Are YONDR Pouches the Future for Theater?
Could photos like these be no more in the future?
The playbill photo has become an iconic part of seeing any show. You know the ones I'm talking about, with the playbill held in the air and the stage in the background, just like the ones above. They find their way onto Instagram pages, Snapchat stories, and more. But there is currently one show running where the only playbill photos will be taken outside the theater.

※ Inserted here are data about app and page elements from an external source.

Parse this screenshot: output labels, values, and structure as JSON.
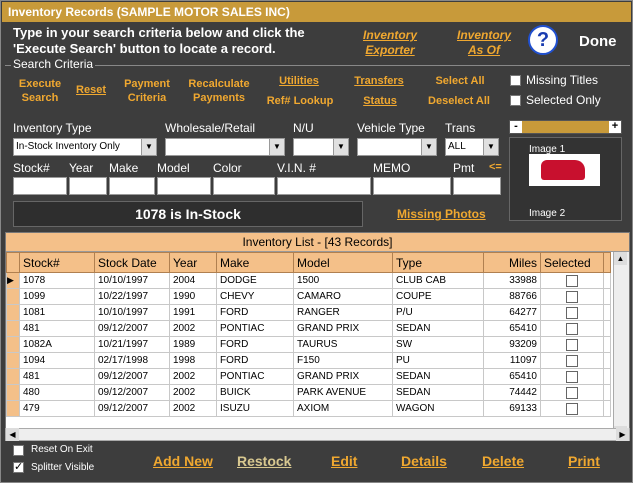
{
  "window": {
    "title": "Inventory Records  (SAMPLE MOTOR SALES INC)"
  },
  "header": {
    "instructions": "Type in your search criteria below and click the 'Execute Search' button to locate a record.",
    "exporter": "Inventory Exporter",
    "as_of": "Inventory As Of",
    "help_icon": "?",
    "done": "Done"
  },
  "criteria": {
    "group_label": "Search Criteria",
    "buttons": {
      "execute": "Execute Search",
      "reset": "Reset",
      "payment": "Payment Criteria",
      "recalc": "Recalculate Payments",
      "utilities": "Utilities",
      "refnum": "Ref# Lookup",
      "transfers": "Transfers",
      "status": "Status",
      "select_all": "Select All",
      "deselect_all": "Deselect All"
    },
    "checks": {
      "missing_titles": "Missing Titles",
      "selected_only": "Selected Only"
    },
    "labels": {
      "inventory_type": "Inventory Type",
      "wholesale": "Wholesale/Retail",
      "nu": "N/U",
      "vehicle_type": "Vehicle Type",
      "trans": "Trans",
      "stock": "Stock#",
      "year": "Year",
      "make": "Make",
      "model": "Model",
      "color": "Color",
      "vin": "V.I.N. #",
      "memo": "MEMO",
      "pmt": "Pmt",
      "pmt_arrow": "<="
    },
    "values": {
      "inventory_type": "In-Stock Inventory Only",
      "trans": "ALL"
    }
  },
  "status_text": "1078 is In-Stock",
  "missing_photos": "Missing Photos",
  "images": {
    "image1": "Image 1",
    "image2": "Image 2",
    "minus": "-",
    "plus": "+"
  },
  "grid": {
    "title": "Inventory List - [43 Records]",
    "columns": [
      "Stock#",
      "Stock Date",
      "Year",
      "Make",
      "Model",
      "Type",
      "Miles",
      "Selected"
    ],
    "rows": [
      [
        "1078",
        "10/10/1997",
        "2004",
        "DODGE",
        "1500",
        "CLUB CAB",
        "33988"
      ],
      [
        "1099",
        "10/22/1997",
        "1990",
        "CHEVY",
        "CAMARO",
        "COUPE",
        "88766"
      ],
      [
        "1081",
        "10/10/1997",
        "1991",
        "FORD",
        "RANGER",
        "P/U",
        "64277"
      ],
      [
        "481",
        "09/12/2007",
        "2002",
        "PONTIAC",
        "GRAND PRIX",
        "SEDAN",
        "65410"
      ],
      [
        "1082A",
        "10/21/1997",
        "1989",
        "FORD",
        "TAURUS",
        "SW",
        "93209"
      ],
      [
        "1094",
        "02/17/1998",
        "1998",
        "FORD",
        "F150",
        "PU",
        "11097"
      ],
      [
        "481",
        "09/12/2007",
        "2002",
        "PONTIAC",
        "GRAND PRIX",
        "SEDAN",
        "65410"
      ],
      [
        "480",
        "09/12/2007",
        "2002",
        "BUICK",
        "PARK AVENUE",
        "SEDAN",
        "74442"
      ],
      [
        "479",
        "09/12/2007",
        "2002",
        "ISUZU",
        "AXIOM",
        "WAGON",
        "69133"
      ]
    ]
  },
  "footer": {
    "reset_on_exit": "Reset On Exit",
    "splitter_visible": "Splitter Visible",
    "add_new": "Add New",
    "restock": "Restock",
    "edit": "Edit",
    "details": "Details",
    "delete": "Delete",
    "print": "Print"
  },
  "colors": {
    "accent": "#f0a830",
    "title_bar": "#c89a3a",
    "grid_header": "#f4c089",
    "restock": "#d8c890"
  }
}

Keeping up the tradition from their run downtown, Freestyle Love Supreme, will lock audience member's phones in YONDR pouches, so they are unable to use them once inside the auditorium. And while it may seem like a lot of work for the 766-seat Booth Theatre, it is not unprecedented on Broadway. Earlier this year, when Dave Chapelle played a two week engagement at the Lunt-Fontanne Theatre as part of the In Residence on Broadway series, audience members were also required to keep their phones in YONDR pouches to avoid any recording at the performances. While unconventional on Broadway, the use of YONDR pouches is not that unsurprising as both Freestyle Love Supreme and Chappelle's show were based in improv and audience reactions. It is understandable that those involved in productions would want to ensure each performance remains as inventive and original as the last. But what if this became the norm for all shows?
The cell phone debate has been running rampant for a while now, with many arguing that a cell phone ban should put in place at theaters. Most recently, a debate was sparked on social media after Slave Play writer Jeremy O. Harris tweeted about how Rihanna texted him during a performance of his play. Many criticized Harris for condoning text messages during his show, when most theaters frown on any cell phone use, with some shows even creating special reminders to tell audience members to turn their phones off.
If you go to the theater on a regular basis, you've probably heard some cell phones go off at a performance. I myself got to hear someone's phone start giving direction for how to get somewhere during a performance of Harry Potter and the Cursed Child. And while phone related distractions aren't as common as the phone critics would have you believe, it does raise a question of if theaters should be implementing things like YONDR pouches to prevent phones from becoming issues. It absolute makes sense for a show like Freestyle Love Supreme, which plays the Booth for a limited run and is a show based in improv. But would it sustain at popular shows such as Dear Evan Hansen, Mean Girls, and Wicked?
The playbill photo that has become a staple on social media has also become a part of many shows marketing strategies as they are shared across many platforms. Even extending beyond a photo of a playbill or program, some shows encourage filming of curtain call and additional numbers at the end of shows. a prominent example of this is Six, which encourages filming of the MegaSix at its production in London. While intentional or not, all of these photos and videos serve as promotion for the shows. In fact, videos of the MegaSix was I how I learned about Six.
Cell phones can be an issue. But whether or not the future of theater means locking them in pouches is a very open question. I for one, hope that the simple reminders to turn it off are listened to. Because if you can't tear yourself away from your phone for a few hours, maybe it's not worth going out.